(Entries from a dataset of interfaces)
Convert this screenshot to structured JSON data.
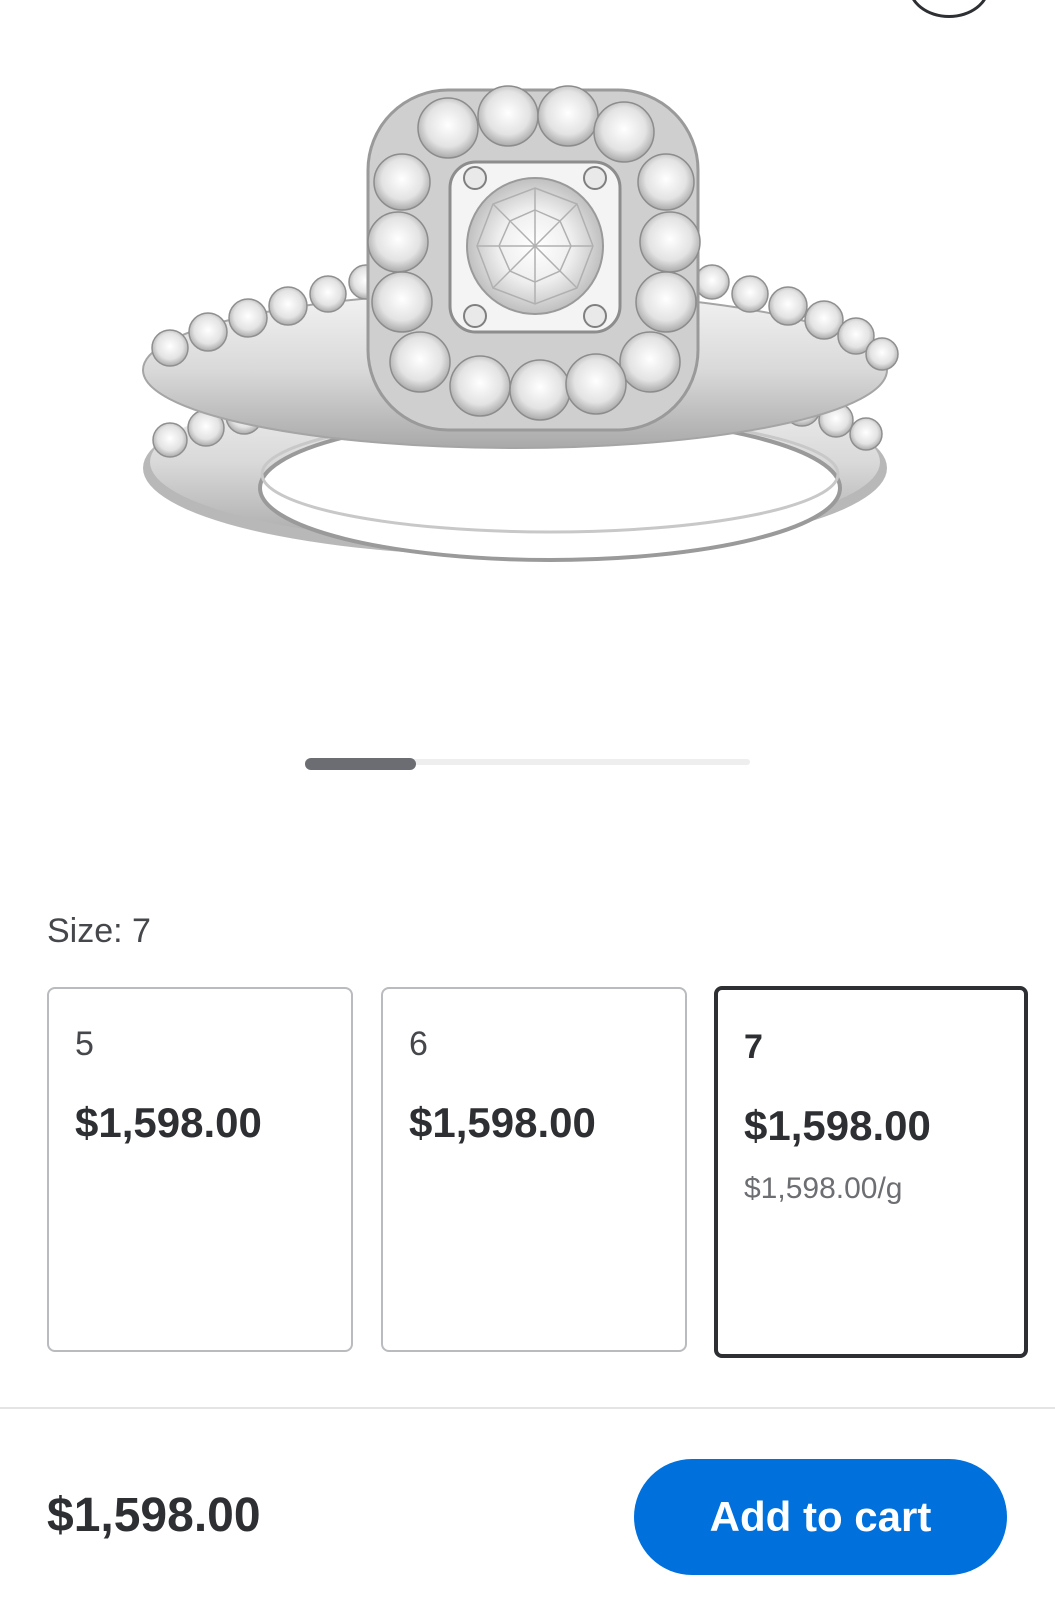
{
  "product": {
    "image_alt": "Halo diamond engagement ring and matching wedding band bridal set in white gold"
  },
  "carousel": {
    "current": 1,
    "total": 4
  },
  "size_selector": {
    "label": "Size: 7",
    "selected_size": "7",
    "options": [
      {
        "size": "5",
        "price": "$1,598.00",
        "unit_price": "",
        "selected": false
      },
      {
        "size": "6",
        "price": "$1,598.00",
        "unit_price": "",
        "selected": false
      },
      {
        "size": "7",
        "price": "$1,598.00",
        "unit_price": "$1,598.00/g",
        "selected": true
      }
    ]
  },
  "footer": {
    "price": "$1,598.00",
    "add_to_cart_label": "Add to cart"
  },
  "colors": {
    "accent": "#0071dc",
    "text": "#2e2f32",
    "selected_border": "#2e2f32",
    "card_border": "#babbbe"
  }
}
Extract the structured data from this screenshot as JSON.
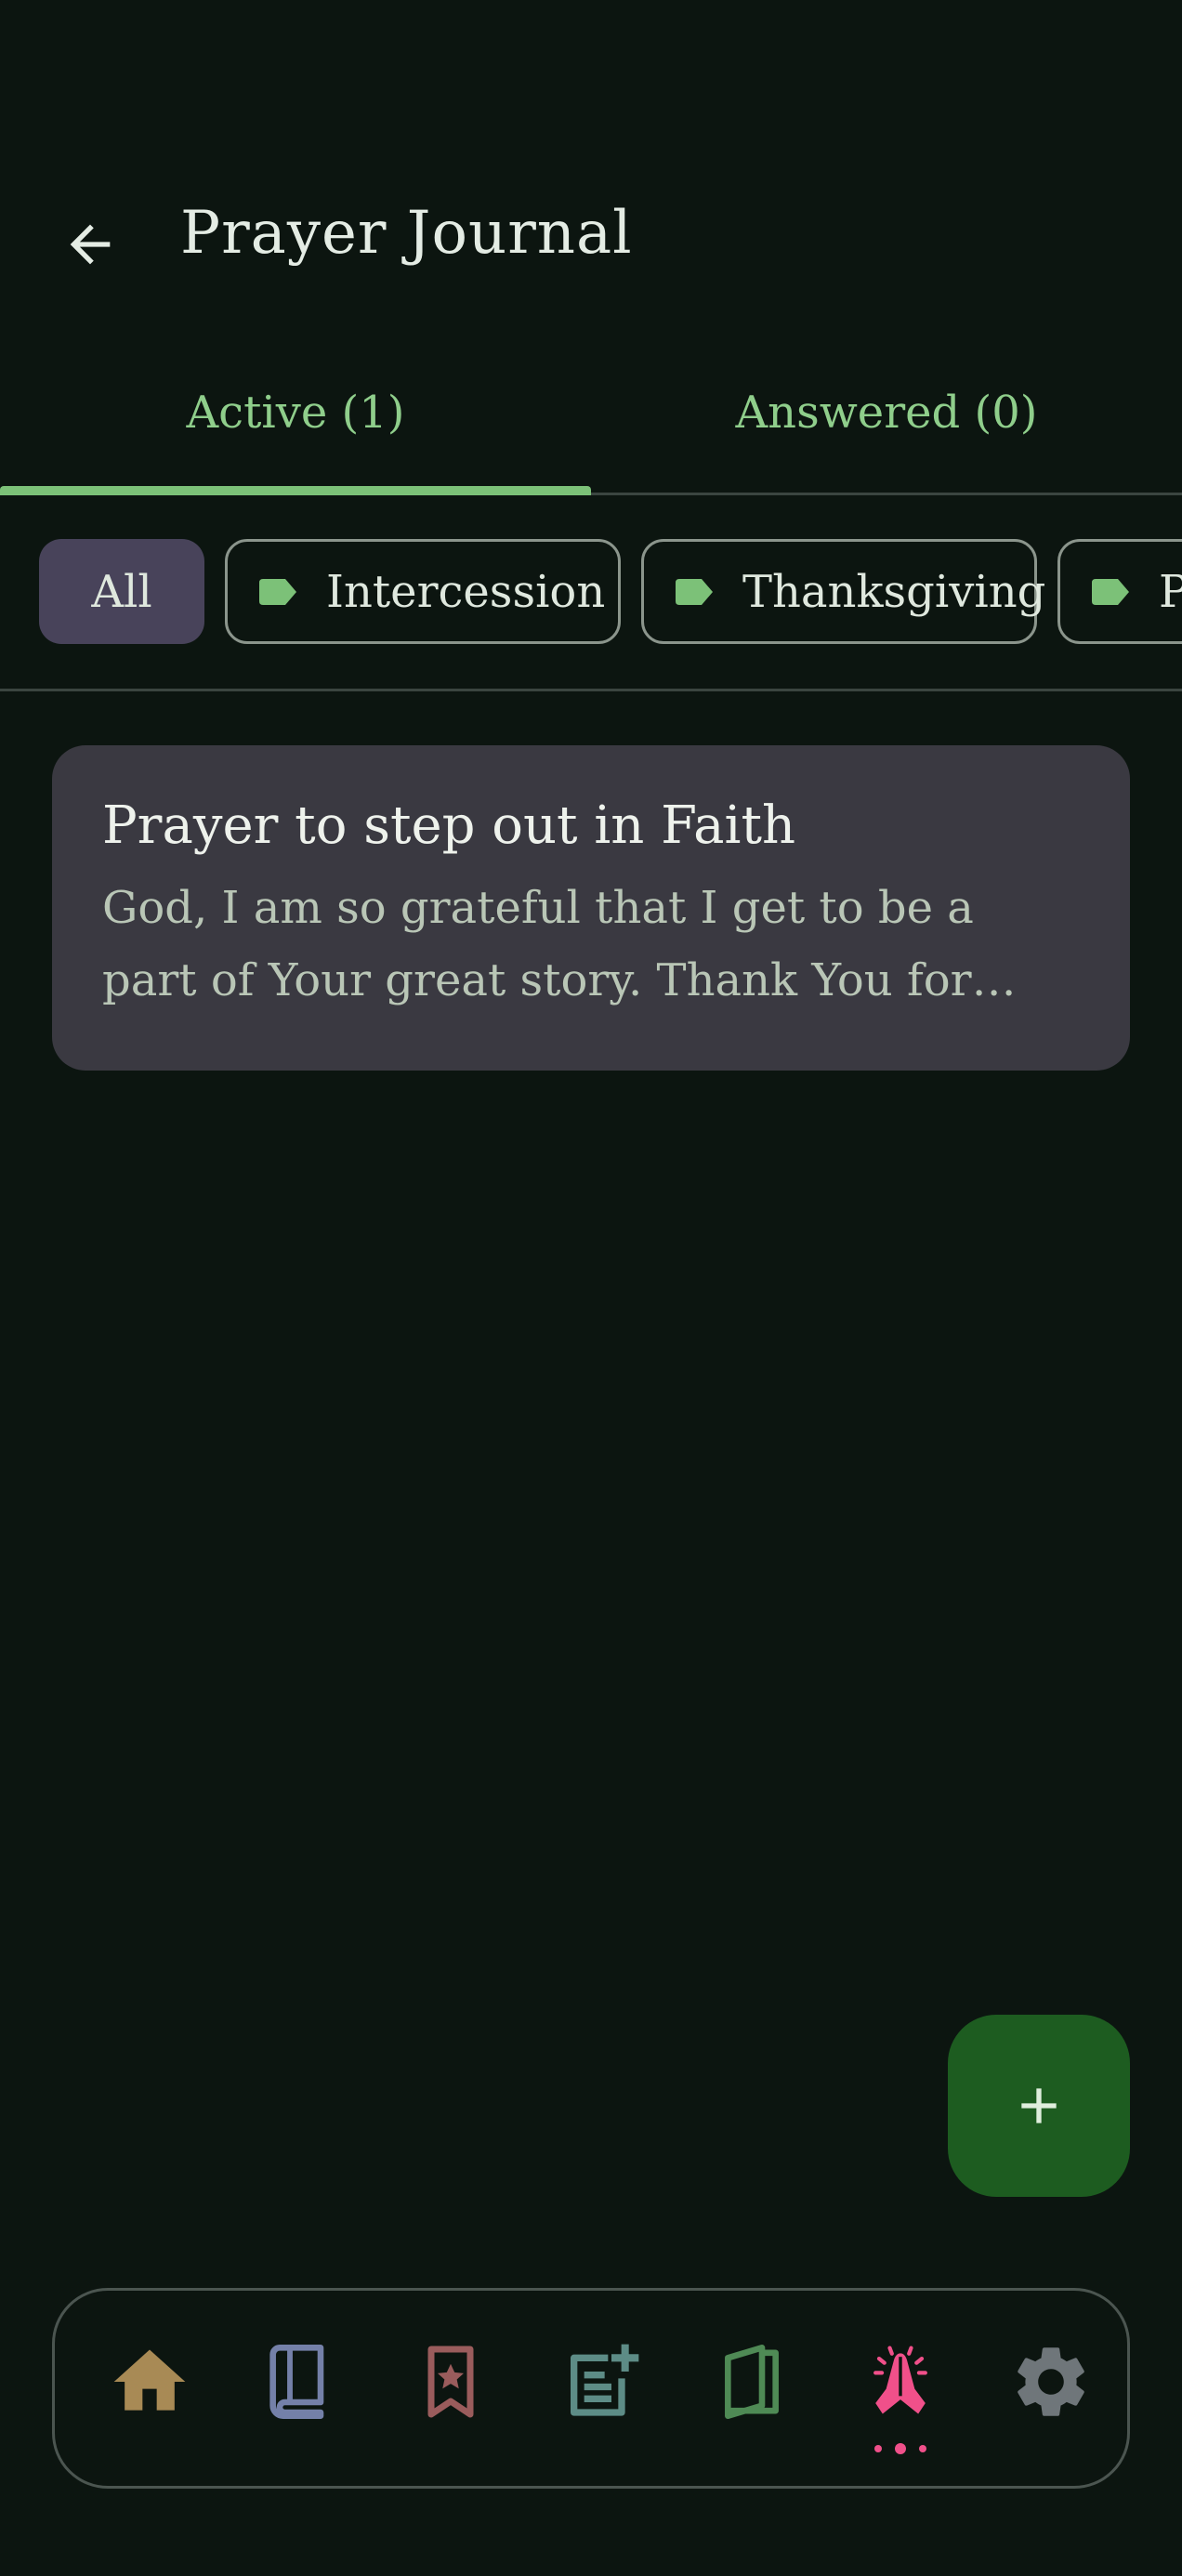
{
  "header": {
    "title": "Prayer Journal",
    "back_icon": "arrow-left-icon"
  },
  "tabs": [
    {
      "label": "Active (1)",
      "selected": true
    },
    {
      "label": "Answered (0)",
      "selected": false
    }
  ],
  "filters": {
    "chips": [
      {
        "label": "All",
        "selected": true
      },
      {
        "label": "Intercession",
        "icon": "tag-icon"
      },
      {
        "label": "Thanksgiving",
        "icon": "tag-icon"
      },
      {
        "label": "Pe",
        "icon": "tag-icon"
      }
    ]
  },
  "prayers": [
    {
      "title": "Prayer to step out in Faith",
      "body": "God, I am so grateful that I get to be a part of Your great story. Thank You for having a p…"
    }
  ],
  "fab": {
    "icon": "plus-icon"
  },
  "nav": {
    "items": [
      {
        "icon": "home-icon",
        "color": "#a88a55"
      },
      {
        "icon": "book-icon",
        "color": "#7480a8"
      },
      {
        "icon": "bookmark-star-icon",
        "color": "#9a5c5c"
      },
      {
        "icon": "note-add-icon",
        "color": "#5d8c86"
      },
      {
        "icon": "open-book-icon",
        "color": "#4f8a55"
      },
      {
        "icon": "praying-hands-icon",
        "color": "#f0508a",
        "selected": true
      },
      {
        "icon": "gear-icon",
        "color": "#6f767a"
      }
    ]
  },
  "colors": {
    "background": "#0c1510",
    "accent": "#7cc178",
    "card": "#3a3941",
    "fab": "#1d5c20",
    "selected_chip": "#48435a"
  }
}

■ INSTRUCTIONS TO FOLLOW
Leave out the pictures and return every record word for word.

■ SOLUTION
Convert this screenshot to structured JSON data.
{
  "product": {
    "image_alt": "Halo diamond engagement ring and matching wedding band bridal set in white gold"
  },
  "carousel": {
    "current": 1,
    "total": 4
  },
  "size_selector": {
    "label": "Size: 7",
    "selected_size": "7",
    "options": [
      {
        "size": "5",
        "price": "$1,598.00",
        "unit_price": "",
        "selected": false
      },
      {
        "size": "6",
        "price": "$1,598.00",
        "unit_price": "",
        "selected": false
      },
      {
        "size": "7",
        "price": "$1,598.00",
        "unit_price": "$1,598.00/g",
        "selected": true
      }
    ]
  },
  "footer": {
    "price": "$1,598.00",
    "add_to_cart_label": "Add to cart"
  },
  "colors": {
    "accent": "#0071dc",
    "text": "#2e2f32",
    "selected_border": "#2e2f32",
    "card_border": "#babbbe"
  }
}
Extract the structured data from this screenshot as JSON.
{
  "header": {
    "title": "Prayer Journal",
    "back_icon": "arrow-left-icon"
  },
  "tabs": [
    {
      "label": "Active (1)",
      "selected": true
    },
    {
      "label": "Answered (0)",
      "selected": false
    }
  ],
  "filters": {
    "chips": [
      {
        "label": "All",
        "selected": true
      },
      {
        "label": "Intercession",
        "icon": "tag-icon"
      },
      {
        "label": "Thanksgiving",
        "icon": "tag-icon"
      },
      {
        "label": "Pe",
        "icon": "tag-icon"
      }
    ]
  },
  "prayers": [
    {
      "title": "Prayer to step out in Faith",
      "body": "God, I am so grateful that I get to be a part of Your great story. Thank You for having a p…"
    }
  ],
  "fab": {
    "icon": "plus-icon"
  },
  "nav": {
    "items": [
      {
        "icon": "home-icon",
        "color": "#a88a55"
      },
      {
        "icon": "book-icon",
        "color": "#7480a8"
      },
      {
        "icon": "bookmark-star-icon",
        "color": "#9a5c5c"
      },
      {
        "icon": "note-add-icon",
        "color": "#5d8c86"
      },
      {
        "icon": "open-book-icon",
        "color": "#4f8a55"
      },
      {
        "icon": "praying-hands-icon",
        "color": "#f0508a",
        "selected": true
      },
      {
        "icon": "gear-icon",
        "color": "#6f767a"
      }
    ]
  },
  "colors": {
    "background": "#0c1510",
    "accent": "#7cc178",
    "card": "#3a3941",
    "fab": "#1d5c20",
    "selected_chip": "#48435a"
  }
}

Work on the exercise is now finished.